Problem description:
Show the lines below where "will" occurs.
□ □ □ □
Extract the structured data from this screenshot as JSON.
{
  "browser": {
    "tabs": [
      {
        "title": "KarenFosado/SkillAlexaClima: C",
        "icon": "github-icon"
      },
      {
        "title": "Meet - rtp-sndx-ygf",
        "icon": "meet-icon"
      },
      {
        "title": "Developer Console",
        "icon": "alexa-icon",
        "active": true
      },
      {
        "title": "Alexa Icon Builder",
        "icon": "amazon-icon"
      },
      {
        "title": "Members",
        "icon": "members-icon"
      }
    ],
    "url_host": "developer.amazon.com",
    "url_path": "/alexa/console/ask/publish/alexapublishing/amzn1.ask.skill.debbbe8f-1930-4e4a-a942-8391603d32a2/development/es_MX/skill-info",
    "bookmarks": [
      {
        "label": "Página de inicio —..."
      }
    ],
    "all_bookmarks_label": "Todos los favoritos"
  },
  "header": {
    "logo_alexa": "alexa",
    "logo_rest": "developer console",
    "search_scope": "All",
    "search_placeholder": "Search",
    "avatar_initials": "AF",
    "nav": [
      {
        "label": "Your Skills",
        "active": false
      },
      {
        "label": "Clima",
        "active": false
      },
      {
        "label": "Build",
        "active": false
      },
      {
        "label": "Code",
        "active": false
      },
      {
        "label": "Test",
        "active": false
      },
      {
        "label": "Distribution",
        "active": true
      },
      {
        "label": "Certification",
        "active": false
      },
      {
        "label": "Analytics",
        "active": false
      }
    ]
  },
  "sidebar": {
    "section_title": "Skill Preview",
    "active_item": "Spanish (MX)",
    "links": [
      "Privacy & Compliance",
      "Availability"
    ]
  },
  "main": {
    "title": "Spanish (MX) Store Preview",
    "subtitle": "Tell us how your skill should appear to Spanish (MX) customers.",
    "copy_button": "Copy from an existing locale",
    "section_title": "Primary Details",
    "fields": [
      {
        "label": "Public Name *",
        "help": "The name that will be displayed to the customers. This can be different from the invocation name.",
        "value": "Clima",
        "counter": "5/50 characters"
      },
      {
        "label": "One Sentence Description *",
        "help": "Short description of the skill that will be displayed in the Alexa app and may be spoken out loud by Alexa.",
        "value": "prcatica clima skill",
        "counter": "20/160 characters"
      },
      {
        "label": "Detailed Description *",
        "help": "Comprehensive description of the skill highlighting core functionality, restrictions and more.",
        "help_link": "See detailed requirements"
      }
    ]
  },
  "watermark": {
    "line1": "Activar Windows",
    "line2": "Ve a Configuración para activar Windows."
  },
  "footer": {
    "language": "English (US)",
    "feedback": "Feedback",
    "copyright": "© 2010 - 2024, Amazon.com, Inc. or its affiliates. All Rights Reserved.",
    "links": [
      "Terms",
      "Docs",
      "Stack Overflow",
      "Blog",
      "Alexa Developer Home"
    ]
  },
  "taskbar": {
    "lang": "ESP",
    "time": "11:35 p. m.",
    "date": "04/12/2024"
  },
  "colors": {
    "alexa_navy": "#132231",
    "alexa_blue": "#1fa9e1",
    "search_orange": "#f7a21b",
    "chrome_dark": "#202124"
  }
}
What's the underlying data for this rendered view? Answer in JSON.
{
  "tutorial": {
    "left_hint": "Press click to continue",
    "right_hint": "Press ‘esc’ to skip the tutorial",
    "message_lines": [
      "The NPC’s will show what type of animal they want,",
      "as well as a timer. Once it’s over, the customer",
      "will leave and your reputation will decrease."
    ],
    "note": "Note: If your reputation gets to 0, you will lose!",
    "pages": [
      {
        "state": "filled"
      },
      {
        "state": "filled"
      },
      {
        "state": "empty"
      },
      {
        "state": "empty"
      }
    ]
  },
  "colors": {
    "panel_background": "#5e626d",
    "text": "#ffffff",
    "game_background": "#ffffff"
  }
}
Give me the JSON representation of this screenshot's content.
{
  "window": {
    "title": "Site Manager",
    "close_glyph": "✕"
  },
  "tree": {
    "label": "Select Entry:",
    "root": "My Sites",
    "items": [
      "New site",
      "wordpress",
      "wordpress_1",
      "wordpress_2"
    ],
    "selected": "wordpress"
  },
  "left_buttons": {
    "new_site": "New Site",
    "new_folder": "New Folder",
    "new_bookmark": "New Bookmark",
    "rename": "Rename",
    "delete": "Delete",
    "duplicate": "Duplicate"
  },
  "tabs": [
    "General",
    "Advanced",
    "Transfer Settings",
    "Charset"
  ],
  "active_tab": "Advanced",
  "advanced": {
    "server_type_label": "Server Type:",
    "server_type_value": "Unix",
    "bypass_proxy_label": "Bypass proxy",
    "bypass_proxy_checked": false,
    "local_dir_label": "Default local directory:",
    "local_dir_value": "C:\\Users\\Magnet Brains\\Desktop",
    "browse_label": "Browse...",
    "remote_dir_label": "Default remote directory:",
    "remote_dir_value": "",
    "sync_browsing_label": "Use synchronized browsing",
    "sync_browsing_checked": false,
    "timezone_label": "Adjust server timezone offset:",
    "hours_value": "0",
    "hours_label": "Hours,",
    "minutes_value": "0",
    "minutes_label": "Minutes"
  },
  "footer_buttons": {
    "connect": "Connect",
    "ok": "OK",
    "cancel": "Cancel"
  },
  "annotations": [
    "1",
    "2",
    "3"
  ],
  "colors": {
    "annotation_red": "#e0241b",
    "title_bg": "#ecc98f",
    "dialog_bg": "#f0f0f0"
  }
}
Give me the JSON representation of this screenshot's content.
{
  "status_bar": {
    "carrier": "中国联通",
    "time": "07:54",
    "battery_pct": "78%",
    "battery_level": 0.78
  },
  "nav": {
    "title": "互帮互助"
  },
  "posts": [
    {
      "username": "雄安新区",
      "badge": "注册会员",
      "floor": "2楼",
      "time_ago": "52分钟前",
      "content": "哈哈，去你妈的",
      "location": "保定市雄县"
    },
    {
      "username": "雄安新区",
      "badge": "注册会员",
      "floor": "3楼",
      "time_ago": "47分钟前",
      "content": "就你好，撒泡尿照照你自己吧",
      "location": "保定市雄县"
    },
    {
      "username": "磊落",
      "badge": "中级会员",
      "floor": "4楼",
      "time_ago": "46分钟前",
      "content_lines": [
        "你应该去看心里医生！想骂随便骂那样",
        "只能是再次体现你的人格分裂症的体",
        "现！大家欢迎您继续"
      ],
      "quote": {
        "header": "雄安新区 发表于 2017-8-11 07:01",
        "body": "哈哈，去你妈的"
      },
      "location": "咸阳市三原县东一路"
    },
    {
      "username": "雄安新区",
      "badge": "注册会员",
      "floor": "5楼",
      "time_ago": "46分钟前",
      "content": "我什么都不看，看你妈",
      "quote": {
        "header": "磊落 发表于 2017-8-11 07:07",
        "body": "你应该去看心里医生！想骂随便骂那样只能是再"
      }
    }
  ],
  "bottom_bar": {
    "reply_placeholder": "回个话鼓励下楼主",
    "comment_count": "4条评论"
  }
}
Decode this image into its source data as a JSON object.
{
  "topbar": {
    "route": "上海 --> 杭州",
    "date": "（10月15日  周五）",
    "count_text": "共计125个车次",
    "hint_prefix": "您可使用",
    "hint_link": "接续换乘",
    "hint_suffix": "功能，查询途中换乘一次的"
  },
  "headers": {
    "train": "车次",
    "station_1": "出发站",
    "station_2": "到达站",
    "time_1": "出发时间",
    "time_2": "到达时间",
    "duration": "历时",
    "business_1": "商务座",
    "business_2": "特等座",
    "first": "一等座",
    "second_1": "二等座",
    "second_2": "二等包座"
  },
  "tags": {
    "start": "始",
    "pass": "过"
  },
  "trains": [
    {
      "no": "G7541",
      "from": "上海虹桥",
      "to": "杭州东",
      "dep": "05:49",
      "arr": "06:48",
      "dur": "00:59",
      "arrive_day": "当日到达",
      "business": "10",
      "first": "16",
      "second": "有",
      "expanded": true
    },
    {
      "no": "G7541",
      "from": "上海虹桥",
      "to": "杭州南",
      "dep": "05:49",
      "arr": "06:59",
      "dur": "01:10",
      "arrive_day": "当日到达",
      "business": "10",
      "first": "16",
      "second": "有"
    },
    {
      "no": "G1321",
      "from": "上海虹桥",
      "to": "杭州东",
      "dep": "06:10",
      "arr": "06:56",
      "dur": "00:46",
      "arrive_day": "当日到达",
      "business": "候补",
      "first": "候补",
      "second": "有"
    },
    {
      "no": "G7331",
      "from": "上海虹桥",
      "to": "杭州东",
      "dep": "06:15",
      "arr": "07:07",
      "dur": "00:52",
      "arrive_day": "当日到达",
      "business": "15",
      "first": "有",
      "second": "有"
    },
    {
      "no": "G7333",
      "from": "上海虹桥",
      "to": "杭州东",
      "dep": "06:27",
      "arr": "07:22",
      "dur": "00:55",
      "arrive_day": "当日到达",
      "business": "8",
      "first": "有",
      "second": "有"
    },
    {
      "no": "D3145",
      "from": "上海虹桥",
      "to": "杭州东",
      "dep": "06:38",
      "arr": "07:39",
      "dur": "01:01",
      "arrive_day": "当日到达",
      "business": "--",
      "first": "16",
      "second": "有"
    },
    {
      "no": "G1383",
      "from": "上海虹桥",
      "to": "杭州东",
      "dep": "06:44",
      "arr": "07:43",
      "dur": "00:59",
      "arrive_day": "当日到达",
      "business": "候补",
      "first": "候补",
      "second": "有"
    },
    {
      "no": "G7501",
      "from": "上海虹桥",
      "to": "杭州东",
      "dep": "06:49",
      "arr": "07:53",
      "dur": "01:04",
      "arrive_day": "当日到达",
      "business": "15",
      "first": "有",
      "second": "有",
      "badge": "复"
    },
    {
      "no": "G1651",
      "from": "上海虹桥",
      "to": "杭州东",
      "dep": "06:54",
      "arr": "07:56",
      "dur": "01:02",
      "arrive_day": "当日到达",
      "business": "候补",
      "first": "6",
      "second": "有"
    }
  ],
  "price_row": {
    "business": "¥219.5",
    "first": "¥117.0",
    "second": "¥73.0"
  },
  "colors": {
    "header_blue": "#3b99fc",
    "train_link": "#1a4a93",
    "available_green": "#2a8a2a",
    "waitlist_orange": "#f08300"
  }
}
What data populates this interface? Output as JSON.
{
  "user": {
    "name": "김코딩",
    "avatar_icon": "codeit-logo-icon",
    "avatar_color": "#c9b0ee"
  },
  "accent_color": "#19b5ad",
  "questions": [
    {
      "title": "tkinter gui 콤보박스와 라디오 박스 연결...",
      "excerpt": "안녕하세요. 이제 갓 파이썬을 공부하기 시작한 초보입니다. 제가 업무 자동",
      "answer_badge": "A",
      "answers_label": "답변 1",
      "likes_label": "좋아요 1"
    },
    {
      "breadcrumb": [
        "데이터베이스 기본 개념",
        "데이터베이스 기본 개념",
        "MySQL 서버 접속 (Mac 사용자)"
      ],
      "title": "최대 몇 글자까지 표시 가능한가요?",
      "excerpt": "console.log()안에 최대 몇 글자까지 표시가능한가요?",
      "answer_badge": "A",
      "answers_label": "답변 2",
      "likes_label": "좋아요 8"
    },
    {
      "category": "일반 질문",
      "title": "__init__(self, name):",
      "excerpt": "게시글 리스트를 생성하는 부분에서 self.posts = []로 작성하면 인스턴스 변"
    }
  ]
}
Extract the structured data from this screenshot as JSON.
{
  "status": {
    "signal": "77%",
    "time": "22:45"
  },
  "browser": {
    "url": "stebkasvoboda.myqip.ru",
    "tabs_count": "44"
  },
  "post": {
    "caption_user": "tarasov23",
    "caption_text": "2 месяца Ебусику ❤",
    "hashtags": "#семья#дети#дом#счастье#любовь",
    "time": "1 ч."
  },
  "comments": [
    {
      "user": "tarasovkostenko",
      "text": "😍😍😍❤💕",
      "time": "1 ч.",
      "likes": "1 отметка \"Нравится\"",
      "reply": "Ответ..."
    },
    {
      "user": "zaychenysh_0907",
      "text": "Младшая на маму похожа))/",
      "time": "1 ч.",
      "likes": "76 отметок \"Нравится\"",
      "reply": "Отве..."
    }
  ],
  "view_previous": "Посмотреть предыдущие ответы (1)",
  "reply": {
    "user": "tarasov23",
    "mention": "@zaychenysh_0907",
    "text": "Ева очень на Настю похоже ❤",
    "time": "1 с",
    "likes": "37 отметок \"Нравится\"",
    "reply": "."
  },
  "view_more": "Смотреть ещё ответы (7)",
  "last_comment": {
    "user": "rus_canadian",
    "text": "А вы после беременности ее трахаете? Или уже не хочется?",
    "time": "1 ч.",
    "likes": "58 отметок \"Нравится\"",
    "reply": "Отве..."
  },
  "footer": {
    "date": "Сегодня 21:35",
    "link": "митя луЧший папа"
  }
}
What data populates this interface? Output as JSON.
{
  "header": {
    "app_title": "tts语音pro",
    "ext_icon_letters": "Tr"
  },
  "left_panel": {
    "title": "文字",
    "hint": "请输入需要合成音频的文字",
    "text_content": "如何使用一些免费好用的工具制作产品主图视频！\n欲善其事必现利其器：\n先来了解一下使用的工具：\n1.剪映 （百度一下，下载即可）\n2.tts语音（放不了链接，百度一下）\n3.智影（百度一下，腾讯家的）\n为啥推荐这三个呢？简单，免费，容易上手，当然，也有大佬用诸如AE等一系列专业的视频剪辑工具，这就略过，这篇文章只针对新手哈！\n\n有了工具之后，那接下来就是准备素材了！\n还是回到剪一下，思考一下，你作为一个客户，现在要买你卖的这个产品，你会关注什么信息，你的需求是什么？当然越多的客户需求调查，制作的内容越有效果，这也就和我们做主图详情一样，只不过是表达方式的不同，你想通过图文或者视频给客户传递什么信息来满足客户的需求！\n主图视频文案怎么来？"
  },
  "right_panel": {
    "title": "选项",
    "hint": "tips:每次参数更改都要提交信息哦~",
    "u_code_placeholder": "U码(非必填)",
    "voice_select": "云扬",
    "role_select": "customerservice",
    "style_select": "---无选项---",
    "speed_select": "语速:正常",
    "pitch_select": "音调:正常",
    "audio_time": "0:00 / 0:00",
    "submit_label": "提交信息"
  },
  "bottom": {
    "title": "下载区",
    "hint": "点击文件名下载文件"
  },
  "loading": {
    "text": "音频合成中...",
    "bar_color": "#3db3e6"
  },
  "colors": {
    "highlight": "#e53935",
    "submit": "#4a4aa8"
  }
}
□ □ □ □
Response area:
        "help": "The name that will be displayed to the customers. This can be different from the invocation name.",
        "help": "Short description of the skill that will be displayed in the Alexa app and may be spoken out loud by Alexa.",
      "The NPC’s will show what type of animal they want,",
      "will leave and your reputation will decrease."
    "note": "Note: If your reputation gets to 0, you will lose!",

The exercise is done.